(Extracted data begins)

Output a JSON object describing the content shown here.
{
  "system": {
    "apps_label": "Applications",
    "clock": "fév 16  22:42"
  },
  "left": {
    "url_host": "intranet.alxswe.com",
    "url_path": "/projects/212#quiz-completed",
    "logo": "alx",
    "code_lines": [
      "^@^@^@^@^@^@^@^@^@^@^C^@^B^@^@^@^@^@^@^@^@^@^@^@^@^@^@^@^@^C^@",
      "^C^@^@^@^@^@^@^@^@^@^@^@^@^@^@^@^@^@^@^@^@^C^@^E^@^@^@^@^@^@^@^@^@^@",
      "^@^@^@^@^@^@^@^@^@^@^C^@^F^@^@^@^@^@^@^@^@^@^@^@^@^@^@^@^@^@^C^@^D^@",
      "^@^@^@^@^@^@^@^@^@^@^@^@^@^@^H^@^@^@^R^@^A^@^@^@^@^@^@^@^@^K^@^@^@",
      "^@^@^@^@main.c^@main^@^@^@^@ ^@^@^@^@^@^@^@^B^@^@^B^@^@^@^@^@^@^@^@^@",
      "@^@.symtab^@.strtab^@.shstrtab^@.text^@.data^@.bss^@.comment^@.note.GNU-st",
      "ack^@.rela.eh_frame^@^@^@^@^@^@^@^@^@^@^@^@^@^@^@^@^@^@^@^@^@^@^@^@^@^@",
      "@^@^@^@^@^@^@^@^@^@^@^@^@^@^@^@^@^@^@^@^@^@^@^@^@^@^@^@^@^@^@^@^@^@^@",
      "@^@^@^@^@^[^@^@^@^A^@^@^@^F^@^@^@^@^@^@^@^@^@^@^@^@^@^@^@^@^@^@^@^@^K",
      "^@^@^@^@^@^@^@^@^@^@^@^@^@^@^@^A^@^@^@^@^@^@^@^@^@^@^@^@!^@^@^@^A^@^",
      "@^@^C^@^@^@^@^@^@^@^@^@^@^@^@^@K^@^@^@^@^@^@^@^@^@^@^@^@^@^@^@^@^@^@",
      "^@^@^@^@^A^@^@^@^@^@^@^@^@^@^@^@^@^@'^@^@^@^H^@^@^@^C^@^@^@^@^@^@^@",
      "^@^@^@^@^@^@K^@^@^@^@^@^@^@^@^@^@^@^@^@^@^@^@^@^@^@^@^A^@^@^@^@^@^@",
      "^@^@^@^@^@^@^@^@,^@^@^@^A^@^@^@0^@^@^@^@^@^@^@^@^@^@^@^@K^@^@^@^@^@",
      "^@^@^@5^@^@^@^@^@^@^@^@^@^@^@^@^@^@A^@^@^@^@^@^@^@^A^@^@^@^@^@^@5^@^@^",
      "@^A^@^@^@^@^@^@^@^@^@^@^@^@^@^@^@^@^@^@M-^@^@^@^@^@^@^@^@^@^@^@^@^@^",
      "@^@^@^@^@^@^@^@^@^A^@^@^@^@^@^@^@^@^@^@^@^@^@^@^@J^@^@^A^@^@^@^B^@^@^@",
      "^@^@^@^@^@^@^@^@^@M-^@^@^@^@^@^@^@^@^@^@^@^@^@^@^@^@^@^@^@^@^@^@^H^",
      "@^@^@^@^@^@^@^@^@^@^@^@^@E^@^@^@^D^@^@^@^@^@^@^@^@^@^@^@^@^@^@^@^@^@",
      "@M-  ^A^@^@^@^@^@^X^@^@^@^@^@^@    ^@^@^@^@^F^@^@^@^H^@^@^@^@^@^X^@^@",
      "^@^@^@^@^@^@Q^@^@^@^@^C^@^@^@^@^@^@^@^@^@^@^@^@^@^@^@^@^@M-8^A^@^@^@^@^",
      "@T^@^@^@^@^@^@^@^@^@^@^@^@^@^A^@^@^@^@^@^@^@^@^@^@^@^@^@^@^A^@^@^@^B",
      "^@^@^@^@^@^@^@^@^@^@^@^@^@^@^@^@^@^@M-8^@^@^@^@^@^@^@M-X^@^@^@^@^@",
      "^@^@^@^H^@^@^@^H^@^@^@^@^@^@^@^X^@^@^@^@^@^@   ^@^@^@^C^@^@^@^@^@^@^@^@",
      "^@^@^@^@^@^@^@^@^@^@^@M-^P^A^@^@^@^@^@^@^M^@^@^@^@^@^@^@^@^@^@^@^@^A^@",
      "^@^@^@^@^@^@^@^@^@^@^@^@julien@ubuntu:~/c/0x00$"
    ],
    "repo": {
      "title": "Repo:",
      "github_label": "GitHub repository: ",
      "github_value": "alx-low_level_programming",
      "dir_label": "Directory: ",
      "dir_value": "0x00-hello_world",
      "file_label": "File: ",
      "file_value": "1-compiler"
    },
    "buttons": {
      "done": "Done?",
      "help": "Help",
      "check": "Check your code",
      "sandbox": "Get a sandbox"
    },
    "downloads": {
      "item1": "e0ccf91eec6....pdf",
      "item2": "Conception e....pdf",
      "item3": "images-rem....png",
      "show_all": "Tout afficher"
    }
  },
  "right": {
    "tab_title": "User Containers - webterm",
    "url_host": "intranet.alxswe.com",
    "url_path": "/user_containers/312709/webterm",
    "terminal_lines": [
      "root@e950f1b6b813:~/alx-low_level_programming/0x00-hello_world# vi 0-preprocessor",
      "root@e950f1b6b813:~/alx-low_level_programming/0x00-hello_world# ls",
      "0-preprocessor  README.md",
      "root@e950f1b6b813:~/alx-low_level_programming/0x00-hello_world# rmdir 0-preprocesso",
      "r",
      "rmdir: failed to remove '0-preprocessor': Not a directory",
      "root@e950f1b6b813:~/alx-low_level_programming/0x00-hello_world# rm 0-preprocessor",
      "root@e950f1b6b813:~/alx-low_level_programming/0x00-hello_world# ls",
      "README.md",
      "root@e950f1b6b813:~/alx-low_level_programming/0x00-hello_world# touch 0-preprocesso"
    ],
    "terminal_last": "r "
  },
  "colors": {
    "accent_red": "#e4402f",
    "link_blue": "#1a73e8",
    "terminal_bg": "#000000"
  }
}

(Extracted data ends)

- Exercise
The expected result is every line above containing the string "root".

- Expected output
      "root@e950f1b6b813:~/alx-low_level_programming/0x00-hello_world# vi 0-preprocessor",
      "root@e950f1b6b813:~/alx-low_level_programming/0x00-hello_world# ls",
      "root@e950f1b6b813:~/alx-low_level_programming/0x00-hello_world# rmdir 0-preprocesso",
      "root@e950f1b6b813:~/alx-low_level_programming/0x00-hello_world# rm 0-preprocessor",
      "root@e950f1b6b813:~/alx-low_level_programming/0x00-hello_world# ls",
      "root@e950f1b6b813:~/alx-low_level_programming/0x00-hello_world# touch 0-preprocesso"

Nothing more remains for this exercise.